(Task material)

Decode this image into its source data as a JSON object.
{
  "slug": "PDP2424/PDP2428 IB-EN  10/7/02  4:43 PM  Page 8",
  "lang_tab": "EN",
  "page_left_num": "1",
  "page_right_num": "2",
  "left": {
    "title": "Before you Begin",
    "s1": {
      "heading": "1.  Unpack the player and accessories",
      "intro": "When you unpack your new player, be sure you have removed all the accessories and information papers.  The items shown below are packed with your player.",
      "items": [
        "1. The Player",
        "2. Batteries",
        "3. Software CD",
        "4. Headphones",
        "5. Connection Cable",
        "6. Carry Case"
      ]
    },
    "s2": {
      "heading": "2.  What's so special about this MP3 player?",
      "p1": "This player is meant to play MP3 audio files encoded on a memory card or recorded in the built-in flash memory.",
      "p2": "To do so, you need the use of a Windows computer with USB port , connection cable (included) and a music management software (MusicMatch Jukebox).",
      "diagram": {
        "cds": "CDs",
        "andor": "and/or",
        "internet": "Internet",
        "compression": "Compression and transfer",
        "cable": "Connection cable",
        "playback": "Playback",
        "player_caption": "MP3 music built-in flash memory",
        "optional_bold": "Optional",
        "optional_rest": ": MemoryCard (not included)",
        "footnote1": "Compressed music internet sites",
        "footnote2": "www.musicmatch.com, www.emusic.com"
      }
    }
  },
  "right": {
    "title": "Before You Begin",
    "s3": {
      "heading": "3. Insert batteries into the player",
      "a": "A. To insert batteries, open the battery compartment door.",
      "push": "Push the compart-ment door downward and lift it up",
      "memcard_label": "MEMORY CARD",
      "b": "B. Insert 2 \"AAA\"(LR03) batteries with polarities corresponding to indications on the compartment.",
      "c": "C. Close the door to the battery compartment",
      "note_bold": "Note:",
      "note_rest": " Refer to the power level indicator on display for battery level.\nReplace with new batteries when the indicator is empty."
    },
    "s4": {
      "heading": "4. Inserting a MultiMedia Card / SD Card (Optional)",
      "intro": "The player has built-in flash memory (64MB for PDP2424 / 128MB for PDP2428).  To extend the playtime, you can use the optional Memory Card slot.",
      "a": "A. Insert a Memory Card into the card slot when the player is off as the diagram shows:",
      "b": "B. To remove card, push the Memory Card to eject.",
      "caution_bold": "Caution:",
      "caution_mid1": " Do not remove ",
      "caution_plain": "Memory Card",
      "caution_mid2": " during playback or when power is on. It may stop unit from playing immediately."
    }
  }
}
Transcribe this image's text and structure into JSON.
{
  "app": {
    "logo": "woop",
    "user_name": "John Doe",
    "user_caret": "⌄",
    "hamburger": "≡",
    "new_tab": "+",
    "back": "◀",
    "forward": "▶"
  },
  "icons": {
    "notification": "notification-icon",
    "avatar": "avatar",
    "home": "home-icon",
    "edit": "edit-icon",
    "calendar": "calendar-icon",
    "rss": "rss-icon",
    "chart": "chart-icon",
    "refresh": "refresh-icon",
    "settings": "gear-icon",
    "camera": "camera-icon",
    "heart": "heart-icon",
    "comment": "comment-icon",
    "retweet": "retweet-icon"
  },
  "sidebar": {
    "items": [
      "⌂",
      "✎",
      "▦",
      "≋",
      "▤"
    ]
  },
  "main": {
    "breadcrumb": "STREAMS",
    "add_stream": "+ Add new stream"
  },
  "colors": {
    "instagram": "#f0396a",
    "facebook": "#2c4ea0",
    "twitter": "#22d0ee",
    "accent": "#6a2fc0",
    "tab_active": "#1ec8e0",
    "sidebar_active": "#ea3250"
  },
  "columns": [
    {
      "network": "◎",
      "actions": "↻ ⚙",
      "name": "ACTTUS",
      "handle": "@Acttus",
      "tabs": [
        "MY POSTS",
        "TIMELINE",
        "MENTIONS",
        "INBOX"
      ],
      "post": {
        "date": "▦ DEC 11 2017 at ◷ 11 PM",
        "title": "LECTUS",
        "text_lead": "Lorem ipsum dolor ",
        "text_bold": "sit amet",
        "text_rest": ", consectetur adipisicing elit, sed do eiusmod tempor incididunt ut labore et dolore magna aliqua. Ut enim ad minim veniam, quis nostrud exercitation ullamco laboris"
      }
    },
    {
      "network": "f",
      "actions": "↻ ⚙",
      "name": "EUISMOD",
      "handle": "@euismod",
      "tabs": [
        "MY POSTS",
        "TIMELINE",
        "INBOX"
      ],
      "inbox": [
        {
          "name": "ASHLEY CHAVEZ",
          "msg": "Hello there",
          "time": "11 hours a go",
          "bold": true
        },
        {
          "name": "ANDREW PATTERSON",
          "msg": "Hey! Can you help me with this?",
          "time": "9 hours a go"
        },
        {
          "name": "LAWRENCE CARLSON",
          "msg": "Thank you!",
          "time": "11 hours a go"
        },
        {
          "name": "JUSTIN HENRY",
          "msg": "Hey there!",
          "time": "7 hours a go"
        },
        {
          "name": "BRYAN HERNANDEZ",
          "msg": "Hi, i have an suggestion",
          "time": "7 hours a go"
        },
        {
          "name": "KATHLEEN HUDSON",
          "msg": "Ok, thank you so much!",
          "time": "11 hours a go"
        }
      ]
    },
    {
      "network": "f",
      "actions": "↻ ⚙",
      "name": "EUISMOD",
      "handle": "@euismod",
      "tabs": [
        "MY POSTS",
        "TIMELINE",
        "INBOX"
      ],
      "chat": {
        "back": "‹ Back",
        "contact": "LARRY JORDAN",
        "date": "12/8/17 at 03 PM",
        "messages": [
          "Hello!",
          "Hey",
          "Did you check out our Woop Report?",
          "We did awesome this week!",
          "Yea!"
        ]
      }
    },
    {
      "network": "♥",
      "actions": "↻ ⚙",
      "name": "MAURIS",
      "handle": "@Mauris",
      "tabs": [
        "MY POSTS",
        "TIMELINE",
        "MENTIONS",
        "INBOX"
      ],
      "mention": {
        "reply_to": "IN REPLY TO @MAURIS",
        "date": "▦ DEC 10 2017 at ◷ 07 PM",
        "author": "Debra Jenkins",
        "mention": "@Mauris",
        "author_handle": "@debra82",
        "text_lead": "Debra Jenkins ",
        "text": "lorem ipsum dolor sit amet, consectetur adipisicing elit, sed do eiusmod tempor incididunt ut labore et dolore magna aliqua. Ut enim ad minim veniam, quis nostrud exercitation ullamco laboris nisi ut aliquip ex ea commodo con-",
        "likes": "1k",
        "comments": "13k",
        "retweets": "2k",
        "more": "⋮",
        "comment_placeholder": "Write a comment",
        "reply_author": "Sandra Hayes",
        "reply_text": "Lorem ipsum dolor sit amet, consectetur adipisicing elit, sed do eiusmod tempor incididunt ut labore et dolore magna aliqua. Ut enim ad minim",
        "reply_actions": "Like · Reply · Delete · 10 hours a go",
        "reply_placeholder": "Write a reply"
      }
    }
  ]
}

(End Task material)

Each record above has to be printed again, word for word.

Decode this image into its source data as a JSON object.
{
  "slug": "PDP2424/PDP2428 IB-EN  10/7/02  4:43 PM  Page 8",
  "lang_tab": "EN",
  "page_left_num": "1",
  "page_right_num": "2",
  "left": {
    "title": "Before you Begin",
    "s1": {
      "heading": "1.  Unpack the player and accessories",
      "intro": "When you unpack your new player, be sure you have removed all the accessories and information papers.  The items shown below are packed with your player.",
      "items": [
        "1. The Player",
        "2. Batteries",
        "3. Software CD",
        "4. Headphones",
        "5. Connection Cable",
        "6. Carry Case"
      ]
    },
    "s2": {
      "heading": "2.  What's so special about this MP3 player?",
      "p1": "This player is meant to play MP3 audio files encoded on a memory card or recorded in the built-in flash memory.",
      "p2": "To do so, you need the use of a Windows computer with USB port , connection cable (included) and a music management software (MusicMatch Jukebox).",
      "diagram": {
        "cds": "CDs",
        "andor": "and/or",
        "internet": "Internet",
        "compression": "Compression and transfer",
        "cable": "Connection cable",
        "playback": "Playback",
        "player_caption": "MP3 music built-in flash memory",
        "optional_bold": "Optional",
        "optional_rest": ": MemoryCard (not included)",
        "footnote1": "Compressed music internet sites",
        "footnote2": "www.musicmatch.com, www.emusic.com"
      }
    }
  },
  "right": {
    "title": "Before You Begin",
    "s3": {
      "heading": "3. Insert batteries into the player",
      "a": "A. To insert batteries, open the battery compartment door.",
      "push": "Push the compart-ment door downward and lift it up",
      "memcard_label": "MEMORY CARD",
      "b": "B. Insert 2 \"AAA\"(LR03) batteries with polarities corresponding to indications on the compartment.",
      "c": "C. Close the door to the battery compartment",
      "note_bold": "Note:",
      "note_rest": " Refer to the power level indicator on display for battery level.\nReplace with new batteries when the indicator is empty."
    },
    "s4": {
      "heading": "4. Inserting a MultiMedia Card / SD Card (Optional)",
      "intro": "The player has built-in flash memory (64MB for PDP2424 / 128MB for PDP2428).  To extend the playtime, you can use the optional Memory Card slot.",
      "a": "A. Insert a Memory Card into the card slot when the player is off as the diagram shows:",
      "b": "B. To remove card, push the Memory Card to eject.",
      "caution_bold": "Caution:",
      "caution_mid1": " Do not remove ",
      "caution_plain": "Memory Card",
      "caution_mid2": " during playback or when power is on. It may stop unit from playing immediately."
    }
  }
}
Transcribe this image's text and structure into JSON.
{
  "app": {
    "logo": "woop",
    "user_name": "John Doe",
    "user_caret": "⌄",
    "hamburger": "≡",
    "new_tab": "+",
    "back": "◀",
    "forward": "▶"
  },
  "icons": {
    "notification": "notification-icon",
    "avatar": "avatar",
    "home": "home-icon",
    "edit": "edit-icon",
    "calendar": "calendar-icon",
    "rss": "rss-icon",
    "chart": "chart-icon",
    "refresh": "refresh-icon",
    "settings": "gear-icon",
    "camera": "camera-icon",
    "heart": "heart-icon",
    "comment": "comment-icon",
    "retweet": "retweet-icon"
  },
  "sidebar": {
    "items": [
      "⌂",
      "✎",
      "▦",
      "≋",
      "▤"
    ]
  },
  "main": {
    "breadcrumb": "STREAMS",
    "add_stream": "+ Add new stream"
  },
  "colors": {
    "instagram": "#f0396a",
    "facebook": "#2c4ea0",
    "twitter": "#22d0ee",
    "accent": "#6a2fc0",
    "tab_active": "#1ec8e0",
    "sidebar_active": "#ea3250"
  },
  "columns": [
    {
      "network": "◎",
      "actions": "↻ ⚙",
      "name": "ACTTUS",
      "handle": "@Acttus",
      "tabs": [
        "MY POSTS",
        "TIMELINE",
        "MENTIONS",
        "INBOX"
      ],
      "post": {
        "date": "▦ DEC 11 2017 at ◷ 11 PM",
        "title": "LECTUS",
        "text_lead": "Lorem ipsum dolor ",
        "text_bold": "sit amet",
        "text_rest": ", consectetur adipisicing elit, sed do eiusmod tempor incididunt ut labore et dolore magna aliqua. Ut enim ad minim veniam, quis nostrud exercitation ullamco laboris"
      }
    },
    {
      "network": "f",
      "actions": "↻ ⚙",
      "name": "EUISMOD",
      "handle": "@euismod",
      "tabs": [
        "MY POSTS",
        "TIMELINE",
        "INBOX"
      ],
      "inbox": [
        {
          "name": "ASHLEY CHAVEZ",
          "msg": "Hello there",
          "time": "11 hours a go",
          "bold": true
        },
        {
          "name": "ANDREW PATTERSON",
          "msg": "Hey! Can you help me with this?",
          "time": "9 hours a go"
        },
        {
          "name": "LAWRENCE CARLSON",
          "msg": "Thank you!",
          "time": "11 hours a go"
        },
        {
          "name": "JUSTIN HENRY",
          "msg": "Hey there!",
          "time": "7 hours a go"
        },
        {
          "name": "BRYAN HERNANDEZ",
          "msg": "Hi, i have an suggestion",
          "time": "7 hours a go"
        },
        {
          "name": "KATHLEEN HUDSON",
          "msg": "Ok, thank you so much!",
          "time": "11 hours a go"
        }
      ]
    },
    {
      "network": "f",
      "actions": "↻ ⚙",
      "name": "EUISMOD",
      "handle": "@euismod",
      "tabs": [
        "MY POSTS",
        "TIMELINE",
        "INBOX"
      ],
      "chat": {
        "back": "‹ Back",
        "contact": "LARRY JORDAN",
        "date": "12/8/17 at 03 PM",
        "messages": [
          "Hello!",
          "Hey",
          "Did you check out our Woop Report?",
          "We did awesome this week!",
          "Yea!"
        ]
      }
    },
    {
      "network": "♥",
      "actions": "↻ ⚙",
      "name": "MAURIS",
      "handle": "@Mauris",
      "tabs": [
        "MY POSTS",
        "TIMELINE",
        "MENTIONS",
        "INBOX"
      ],
      "mention": {
        "reply_to": "IN REPLY TO @MAURIS",
        "date": "▦ DEC 10 2017 at ◷ 07 PM",
        "author": "Debra Jenkins",
        "mention": "@Mauris",
        "author_handle": "@debra82",
        "text_lead": "Debra Jenkins ",
        "text": "lorem ipsum dolor sit amet, consectetur adipisicing elit, sed do eiusmod tempor incididunt ut labore et dolore magna aliqua. Ut enim ad minim veniam, quis nostrud exercitation ullamco laboris nisi ut aliquip ex ea commodo con-",
        "likes": "1k",
        "comments": "13k",
        "retweets": "2k",
        "more": "⋮",
        "comment_placeholder": "Write a comment",
        "reply_author": "Sandra Hayes",
        "reply_text": "Lorem ipsum dolor sit amet, consectetur adipisicing elit, sed do eiusmod tempor incididunt ut labore et dolore magna aliqua. Ut enim ad minim",
        "reply_actions": "Like · Reply · Delete · 10 hours a go",
        "reply_placeholder": "Write a reply"
      }
    }
  ]
}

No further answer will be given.